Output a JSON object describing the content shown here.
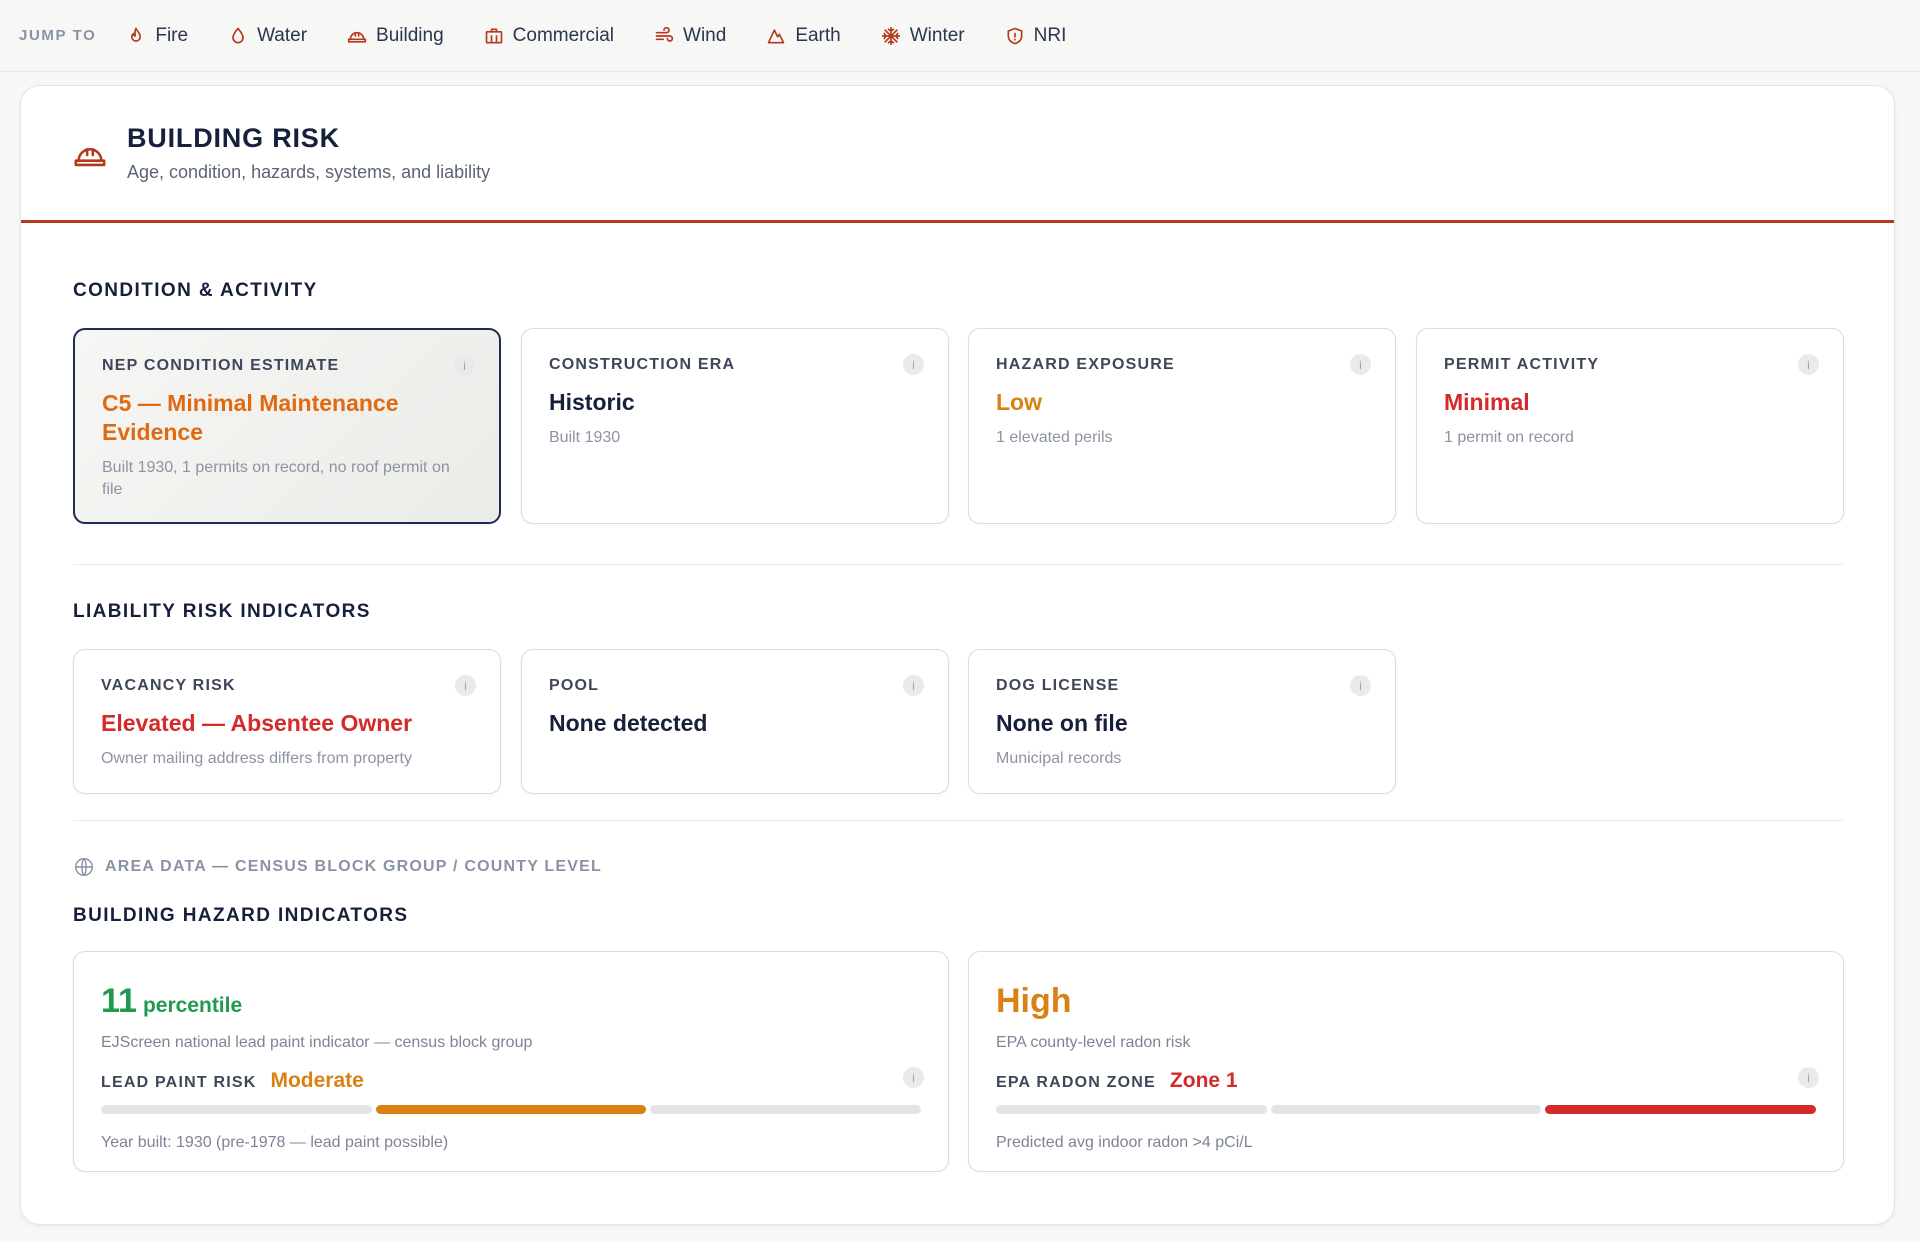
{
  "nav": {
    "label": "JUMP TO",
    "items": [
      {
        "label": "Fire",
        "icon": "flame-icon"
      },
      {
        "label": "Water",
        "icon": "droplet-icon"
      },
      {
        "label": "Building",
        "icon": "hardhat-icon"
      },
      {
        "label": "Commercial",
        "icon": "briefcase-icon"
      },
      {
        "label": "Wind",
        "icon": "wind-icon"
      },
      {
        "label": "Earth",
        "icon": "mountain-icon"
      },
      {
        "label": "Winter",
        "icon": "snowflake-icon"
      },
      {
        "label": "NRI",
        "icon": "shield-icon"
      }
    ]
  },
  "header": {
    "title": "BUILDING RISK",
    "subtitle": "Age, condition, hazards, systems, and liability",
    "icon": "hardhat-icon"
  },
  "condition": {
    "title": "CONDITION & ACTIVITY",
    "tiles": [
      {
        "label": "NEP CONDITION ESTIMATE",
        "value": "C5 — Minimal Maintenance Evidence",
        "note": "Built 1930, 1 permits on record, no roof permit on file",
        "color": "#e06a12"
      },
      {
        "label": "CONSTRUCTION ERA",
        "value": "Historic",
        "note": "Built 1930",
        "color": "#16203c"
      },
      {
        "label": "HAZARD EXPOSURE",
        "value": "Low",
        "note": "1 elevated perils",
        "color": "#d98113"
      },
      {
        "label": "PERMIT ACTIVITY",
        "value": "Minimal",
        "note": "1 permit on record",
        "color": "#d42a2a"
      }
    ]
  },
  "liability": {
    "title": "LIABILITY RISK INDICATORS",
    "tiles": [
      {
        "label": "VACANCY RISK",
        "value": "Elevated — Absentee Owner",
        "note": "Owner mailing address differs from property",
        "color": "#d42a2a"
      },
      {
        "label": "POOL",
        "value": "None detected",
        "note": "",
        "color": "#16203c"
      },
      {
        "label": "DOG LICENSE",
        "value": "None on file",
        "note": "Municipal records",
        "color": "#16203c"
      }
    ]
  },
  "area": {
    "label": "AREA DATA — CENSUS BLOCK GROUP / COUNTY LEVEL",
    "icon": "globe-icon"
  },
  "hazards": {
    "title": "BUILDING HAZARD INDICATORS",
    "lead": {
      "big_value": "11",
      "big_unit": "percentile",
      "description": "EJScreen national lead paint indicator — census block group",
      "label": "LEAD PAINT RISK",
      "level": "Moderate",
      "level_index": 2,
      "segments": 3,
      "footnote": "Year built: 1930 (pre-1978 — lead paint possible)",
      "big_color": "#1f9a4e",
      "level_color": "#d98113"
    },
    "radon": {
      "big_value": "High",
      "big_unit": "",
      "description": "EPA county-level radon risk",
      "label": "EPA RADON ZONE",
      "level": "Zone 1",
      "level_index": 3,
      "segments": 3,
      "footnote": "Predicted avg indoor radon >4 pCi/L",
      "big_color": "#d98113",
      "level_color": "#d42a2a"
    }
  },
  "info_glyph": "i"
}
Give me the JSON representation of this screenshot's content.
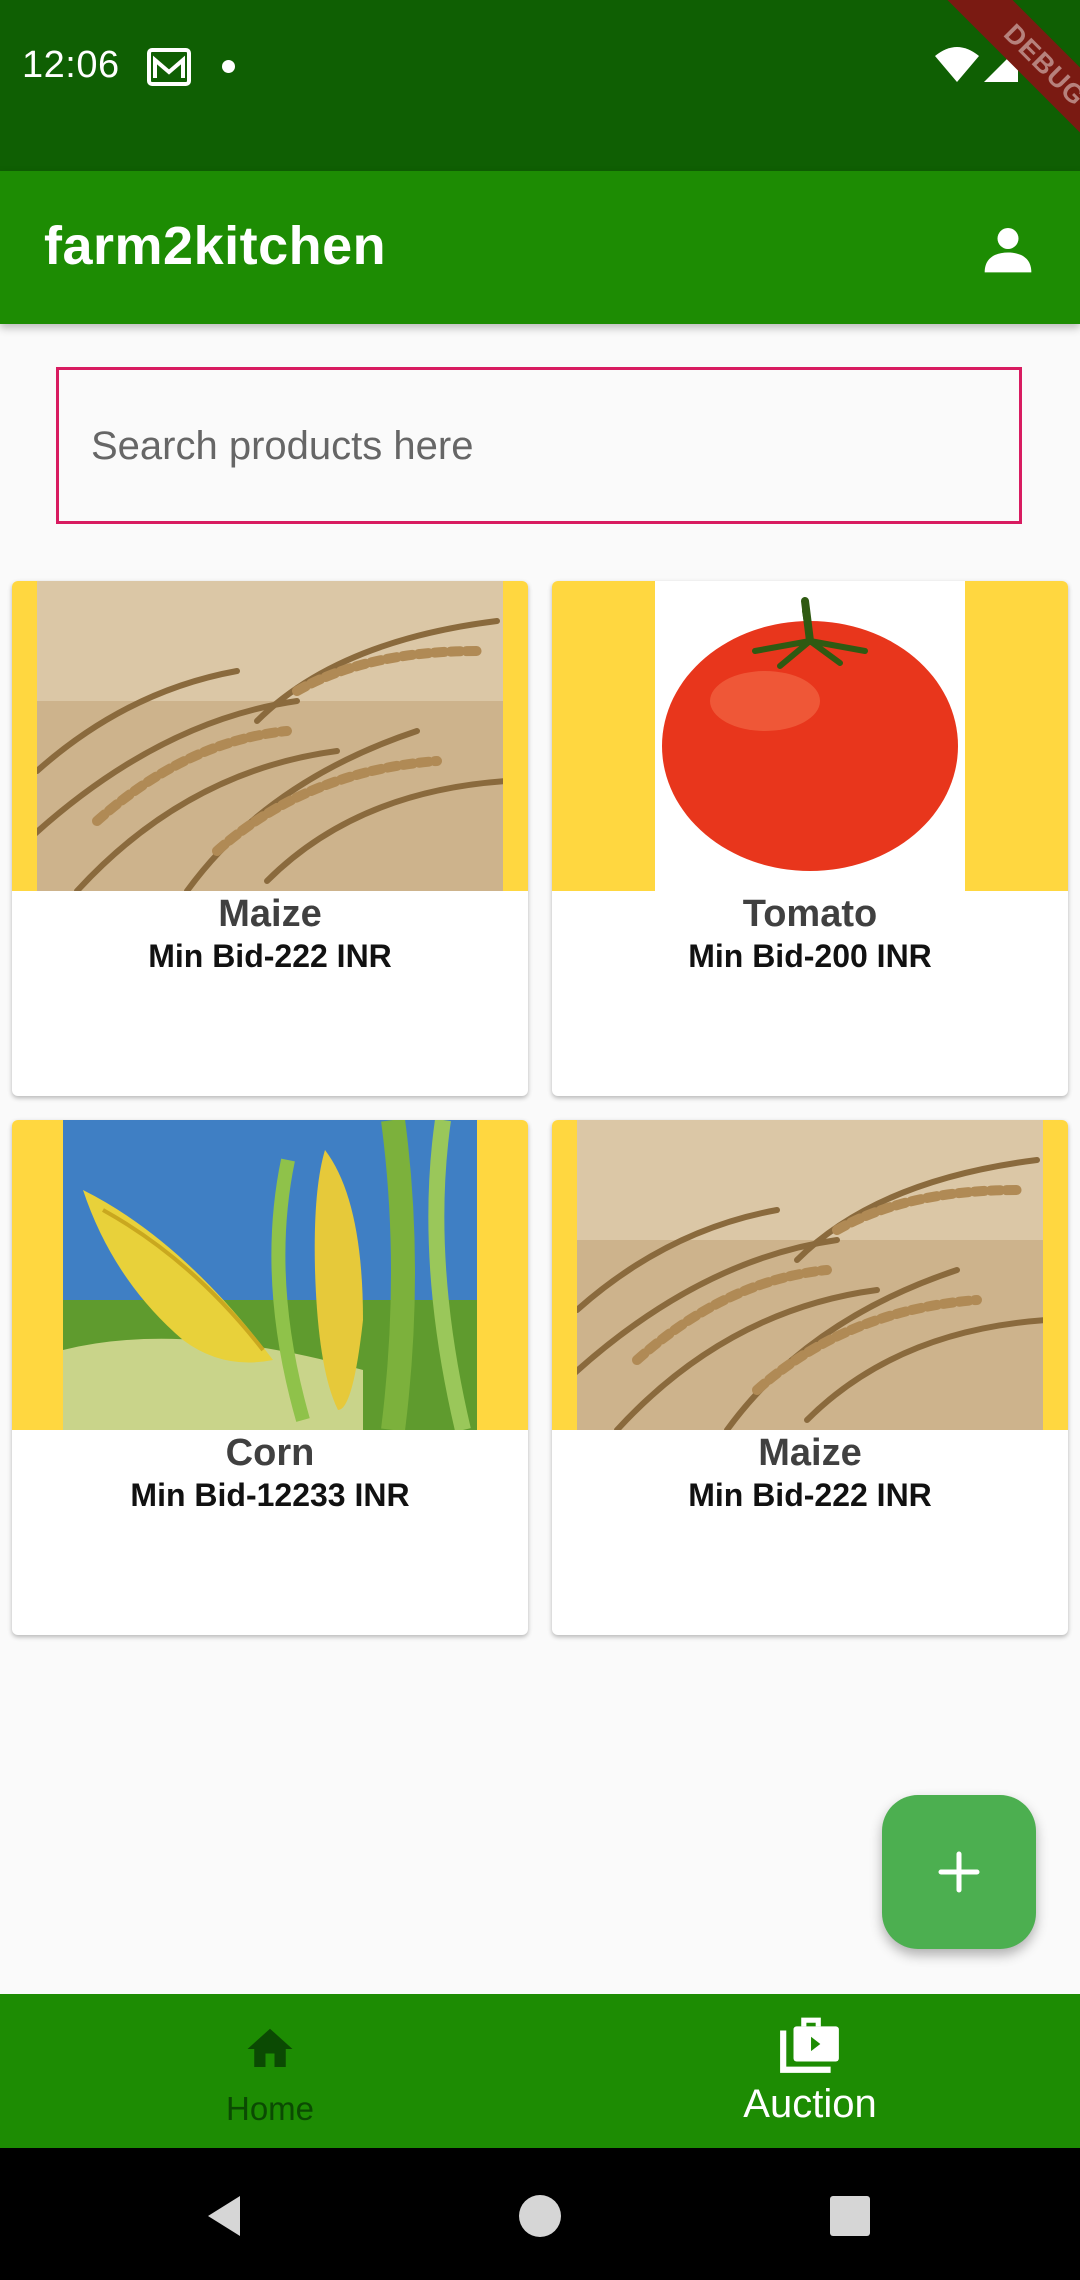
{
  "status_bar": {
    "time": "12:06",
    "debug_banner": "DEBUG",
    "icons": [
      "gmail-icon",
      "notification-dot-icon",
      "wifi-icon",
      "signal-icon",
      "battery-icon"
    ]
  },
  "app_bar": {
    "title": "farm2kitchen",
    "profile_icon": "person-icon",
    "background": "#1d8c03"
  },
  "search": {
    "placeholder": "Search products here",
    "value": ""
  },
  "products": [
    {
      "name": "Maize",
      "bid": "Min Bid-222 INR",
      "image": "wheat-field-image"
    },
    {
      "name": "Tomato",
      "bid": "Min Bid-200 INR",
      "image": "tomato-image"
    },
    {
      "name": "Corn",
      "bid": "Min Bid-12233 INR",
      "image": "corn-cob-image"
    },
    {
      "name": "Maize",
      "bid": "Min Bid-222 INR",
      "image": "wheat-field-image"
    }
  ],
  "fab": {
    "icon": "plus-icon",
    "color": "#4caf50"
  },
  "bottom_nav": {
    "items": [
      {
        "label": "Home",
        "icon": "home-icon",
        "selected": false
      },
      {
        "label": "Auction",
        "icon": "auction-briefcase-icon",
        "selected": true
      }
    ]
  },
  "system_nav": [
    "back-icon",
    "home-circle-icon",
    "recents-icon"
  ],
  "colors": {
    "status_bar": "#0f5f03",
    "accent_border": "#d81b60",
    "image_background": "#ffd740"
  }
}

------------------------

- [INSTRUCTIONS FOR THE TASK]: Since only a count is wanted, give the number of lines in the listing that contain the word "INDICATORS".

- [SOLVED EXERCISE]: 2